- Opening Delimiter -

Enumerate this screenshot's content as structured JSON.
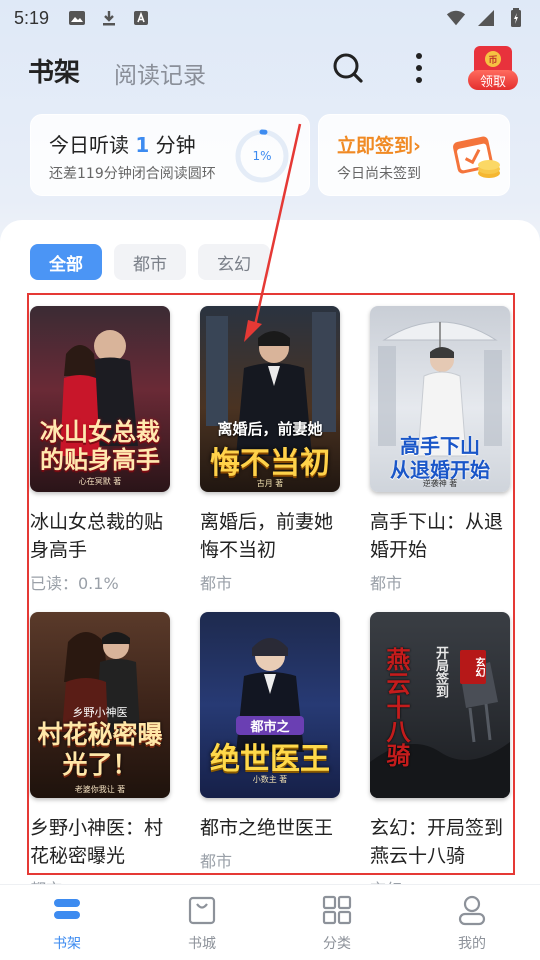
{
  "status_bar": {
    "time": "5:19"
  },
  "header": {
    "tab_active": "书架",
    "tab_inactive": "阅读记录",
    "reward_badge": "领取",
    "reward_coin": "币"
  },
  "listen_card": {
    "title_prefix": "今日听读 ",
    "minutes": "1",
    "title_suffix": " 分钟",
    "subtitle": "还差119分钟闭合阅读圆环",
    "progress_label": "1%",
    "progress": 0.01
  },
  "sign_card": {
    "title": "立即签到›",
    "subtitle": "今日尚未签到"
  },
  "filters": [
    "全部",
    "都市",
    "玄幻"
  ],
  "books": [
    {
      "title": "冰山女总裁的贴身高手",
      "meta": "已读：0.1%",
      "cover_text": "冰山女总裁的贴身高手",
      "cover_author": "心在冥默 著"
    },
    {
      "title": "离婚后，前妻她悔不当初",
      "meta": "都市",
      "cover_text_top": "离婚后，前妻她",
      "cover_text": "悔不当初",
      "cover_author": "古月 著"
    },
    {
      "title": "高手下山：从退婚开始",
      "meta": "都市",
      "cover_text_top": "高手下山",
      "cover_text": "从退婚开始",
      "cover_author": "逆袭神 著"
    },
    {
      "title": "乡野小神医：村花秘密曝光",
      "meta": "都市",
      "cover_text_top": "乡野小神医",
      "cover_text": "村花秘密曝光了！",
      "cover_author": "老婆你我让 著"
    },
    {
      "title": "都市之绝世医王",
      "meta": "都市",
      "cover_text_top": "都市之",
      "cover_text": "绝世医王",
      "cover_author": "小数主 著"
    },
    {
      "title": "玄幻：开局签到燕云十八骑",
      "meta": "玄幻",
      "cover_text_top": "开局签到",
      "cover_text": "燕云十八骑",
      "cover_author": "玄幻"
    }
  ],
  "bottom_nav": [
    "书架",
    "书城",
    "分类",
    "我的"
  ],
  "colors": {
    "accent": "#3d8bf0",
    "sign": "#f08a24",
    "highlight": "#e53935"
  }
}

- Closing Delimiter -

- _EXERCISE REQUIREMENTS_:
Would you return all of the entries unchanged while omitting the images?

- _ANSWER TO THE PROBLEM_:
Enumerate this screenshot's content as structured JSON.
{
  "status_bar": {
    "time": "5:19"
  },
  "header": {
    "tab_active": "书架",
    "tab_inactive": "阅读记录",
    "reward_badge": "领取",
    "reward_coin": "币"
  },
  "listen_card": {
    "title_prefix": "今日听读 ",
    "minutes": "1",
    "title_suffix": " 分钟",
    "subtitle": "还差119分钟闭合阅读圆环",
    "progress_label": "1%",
    "progress": 0.01
  },
  "sign_card": {
    "title": "立即签到›",
    "subtitle": "今日尚未签到"
  },
  "filters": [
    "全部",
    "都市",
    "玄幻"
  ],
  "books": [
    {
      "title": "冰山女总裁的贴身高手",
      "meta": "已读：0.1%",
      "cover_text": "冰山女总裁的贴身高手",
      "cover_author": "心在冥默 著"
    },
    {
      "title": "离婚后，前妻她悔不当初",
      "meta": "都市",
      "cover_text_top": "离婚后，前妻她",
      "cover_text": "悔不当初",
      "cover_author": "古月 著"
    },
    {
      "title": "高手下山：从退婚开始",
      "meta": "都市",
      "cover_text_top": "高手下山",
      "cover_text": "从退婚开始",
      "cover_author": "逆袭神 著"
    },
    {
      "title": "乡野小神医：村花秘密曝光",
      "meta": "都市",
      "cover_text_top": "乡野小神医",
      "cover_text": "村花秘密曝光了！",
      "cover_author": "老婆你我让 著"
    },
    {
      "title": "都市之绝世医王",
      "meta": "都市",
      "cover_text_top": "都市之",
      "cover_text": "绝世医王",
      "cover_author": "小数主 著"
    },
    {
      "title": "玄幻：开局签到燕云十八骑",
      "meta": "玄幻",
      "cover_text_top": "开局签到",
      "cover_text": "燕云十八骑",
      "cover_author": "玄幻"
    }
  ],
  "bottom_nav": [
    "书架",
    "书城",
    "分类",
    "我的"
  ],
  "colors": {
    "accent": "#3d8bf0",
    "sign": "#f08a24",
    "highlight": "#e53935"
  }
}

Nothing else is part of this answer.